WHAT YOU HAVE TO DO: If a line in the entries below holds the string "driver", copy it.

[[ THE RECORDS, beginning ]]

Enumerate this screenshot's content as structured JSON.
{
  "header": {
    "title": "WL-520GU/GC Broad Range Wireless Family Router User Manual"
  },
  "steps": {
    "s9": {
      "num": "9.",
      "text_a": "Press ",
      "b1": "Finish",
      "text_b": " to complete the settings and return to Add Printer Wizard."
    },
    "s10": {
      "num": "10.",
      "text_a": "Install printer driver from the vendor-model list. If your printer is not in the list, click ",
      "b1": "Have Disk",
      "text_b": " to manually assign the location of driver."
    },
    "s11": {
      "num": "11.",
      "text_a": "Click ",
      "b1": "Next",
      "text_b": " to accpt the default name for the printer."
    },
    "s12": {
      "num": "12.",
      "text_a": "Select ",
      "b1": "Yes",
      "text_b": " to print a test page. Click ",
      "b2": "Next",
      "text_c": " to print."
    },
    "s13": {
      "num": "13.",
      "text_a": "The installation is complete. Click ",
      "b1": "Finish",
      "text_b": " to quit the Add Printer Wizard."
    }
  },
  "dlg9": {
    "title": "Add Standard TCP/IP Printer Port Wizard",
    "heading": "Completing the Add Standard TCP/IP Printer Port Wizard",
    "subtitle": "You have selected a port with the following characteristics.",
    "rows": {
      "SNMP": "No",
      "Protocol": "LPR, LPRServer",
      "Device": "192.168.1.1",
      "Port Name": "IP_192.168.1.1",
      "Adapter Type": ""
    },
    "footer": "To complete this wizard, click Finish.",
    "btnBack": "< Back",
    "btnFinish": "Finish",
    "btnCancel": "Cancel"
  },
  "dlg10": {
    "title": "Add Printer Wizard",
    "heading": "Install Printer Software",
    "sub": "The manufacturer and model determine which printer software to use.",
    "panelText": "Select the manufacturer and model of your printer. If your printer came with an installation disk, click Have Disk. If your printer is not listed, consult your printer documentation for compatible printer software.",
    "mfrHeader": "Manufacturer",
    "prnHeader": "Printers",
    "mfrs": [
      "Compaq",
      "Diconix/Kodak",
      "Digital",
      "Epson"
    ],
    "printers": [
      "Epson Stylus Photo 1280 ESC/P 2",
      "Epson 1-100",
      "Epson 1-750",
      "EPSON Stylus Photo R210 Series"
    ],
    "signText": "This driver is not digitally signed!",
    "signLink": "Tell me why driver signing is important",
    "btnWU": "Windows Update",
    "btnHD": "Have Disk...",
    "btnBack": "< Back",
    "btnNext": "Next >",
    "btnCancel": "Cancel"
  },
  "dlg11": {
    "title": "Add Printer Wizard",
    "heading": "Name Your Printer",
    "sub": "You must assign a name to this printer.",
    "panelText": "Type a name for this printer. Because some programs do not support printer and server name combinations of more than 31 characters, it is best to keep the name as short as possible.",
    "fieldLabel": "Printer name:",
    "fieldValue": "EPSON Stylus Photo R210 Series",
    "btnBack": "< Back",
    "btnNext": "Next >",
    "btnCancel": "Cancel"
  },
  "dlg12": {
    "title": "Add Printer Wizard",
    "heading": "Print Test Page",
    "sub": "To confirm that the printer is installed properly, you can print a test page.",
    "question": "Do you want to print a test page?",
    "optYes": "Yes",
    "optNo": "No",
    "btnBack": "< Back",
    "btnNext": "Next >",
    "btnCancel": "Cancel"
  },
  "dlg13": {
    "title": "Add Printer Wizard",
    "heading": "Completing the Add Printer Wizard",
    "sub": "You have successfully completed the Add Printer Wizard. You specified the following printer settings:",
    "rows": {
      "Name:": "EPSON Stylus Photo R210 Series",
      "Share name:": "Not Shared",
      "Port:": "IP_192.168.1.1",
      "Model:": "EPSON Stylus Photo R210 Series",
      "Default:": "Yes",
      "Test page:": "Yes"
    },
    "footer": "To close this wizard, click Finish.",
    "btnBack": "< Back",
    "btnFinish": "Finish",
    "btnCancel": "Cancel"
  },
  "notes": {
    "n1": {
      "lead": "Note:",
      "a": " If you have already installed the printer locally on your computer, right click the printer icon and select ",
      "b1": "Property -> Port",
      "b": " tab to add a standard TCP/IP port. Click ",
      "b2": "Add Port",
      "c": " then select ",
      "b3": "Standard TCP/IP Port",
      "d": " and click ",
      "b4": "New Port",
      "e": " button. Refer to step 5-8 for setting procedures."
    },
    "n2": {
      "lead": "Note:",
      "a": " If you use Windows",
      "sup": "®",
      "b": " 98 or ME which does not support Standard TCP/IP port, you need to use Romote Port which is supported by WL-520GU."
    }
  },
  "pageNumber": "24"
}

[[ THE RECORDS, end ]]

EXPECTED ANSWER:
      "text_a": "Install printer driver from the vendor-model list. If your printer is not in the list, click ",
      "text_b": " to manually assign the location of driver."
    "signText": "This driver is not digitally signed!",
    "signLink": "Tell me why driver signing is important",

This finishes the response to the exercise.